Jenny Bear – Brief quilty bio
I hate writing about myself but I love to sew. I remember badgering my busy mum to teach me when I was five or six years old. She showed me how to make simple running stitches and told me not to pull the needle through until she came back. Well, of course I did. By the time she returned to show me what to do next, I was up and away. I don’t think I’ve stopped sewing since. My first quilt, however, wasn’t started until I was in my early thirties. In the late 1970s and early 1980s, quilt-making was not a big thing here in Australia; there were no local quilt shops, fabrics manufactured specifically for quilt-makers were not available and no formal classes were to be found. So, I made a quilt using the EPP method as seen in a magazine and I used HST blocks rather than hexagons because I thought hexies looked too much like chicken wire. Oh my, how my tastes have changed! That quilt is still alive and well today and is owned by my 8 year old niece in Yass.
Once I did my first class in 1992 with Di Ford Hall and once reproduction fabrics started arriving here, my whole quilty world became a place of adventure. I’ve made many quilts since then, including Warracknabeal Aunts (from vintage fabric), Di’s Diamonds and Sweet Wilma that have each been published in QM magazines. Tossed but not Sunk is my second “rescued” quilt.
Tossed but not Sunk
This is a total remake of a circa 1900-1910 lone star quilt top that contained worn-through pieces of fabric and did not sit flat. It contained 16 diamonds per star arm.
Tossed but not Sunk as found:
After careful unpicking, 8 of the original diamonds were removed because of wear. The remaining 120 were resized and an additional 80 were added to give the “new” lone star 25 diamonds per arm and, instead of random placement, the pieces were rearranged to produce a sunburst of colour and fabric types. Additional fabrics are from around the same period but the backing is new.
Assembling a star arm:
Checking if the Sunburst looks okay:
The simplicity of the quilting, while suiting the quilt perfectly, belies the skill of the quilter. In particular, both of the outer red fabrics are very flimsy, fragile and quite unstable making the whole thing diabolical to quilt.

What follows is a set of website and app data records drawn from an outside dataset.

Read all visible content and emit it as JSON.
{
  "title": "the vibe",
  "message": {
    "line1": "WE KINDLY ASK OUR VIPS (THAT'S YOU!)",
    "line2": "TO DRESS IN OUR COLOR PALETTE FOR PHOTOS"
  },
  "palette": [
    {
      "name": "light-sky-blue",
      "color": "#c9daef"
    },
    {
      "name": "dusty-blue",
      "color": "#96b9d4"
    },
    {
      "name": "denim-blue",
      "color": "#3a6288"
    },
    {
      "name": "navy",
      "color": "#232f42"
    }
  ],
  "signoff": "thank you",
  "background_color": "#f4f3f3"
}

During the remaking of this quilt, on 13 November 2015, a series of terrorist attacks took place in Paris and rocked the world. This is a piece for Paris. “Tossed but not sunk” is an approximate translation of the Paris motto Fluctuat nec mergitur.
This motto is pretty much a metaphor for my life too and is my Instagram moniker.
Join Jenny on Instagram here.
Enjoy this wonderful quilt, with patterns and explanations, in the Simply Vintage magazine n°25.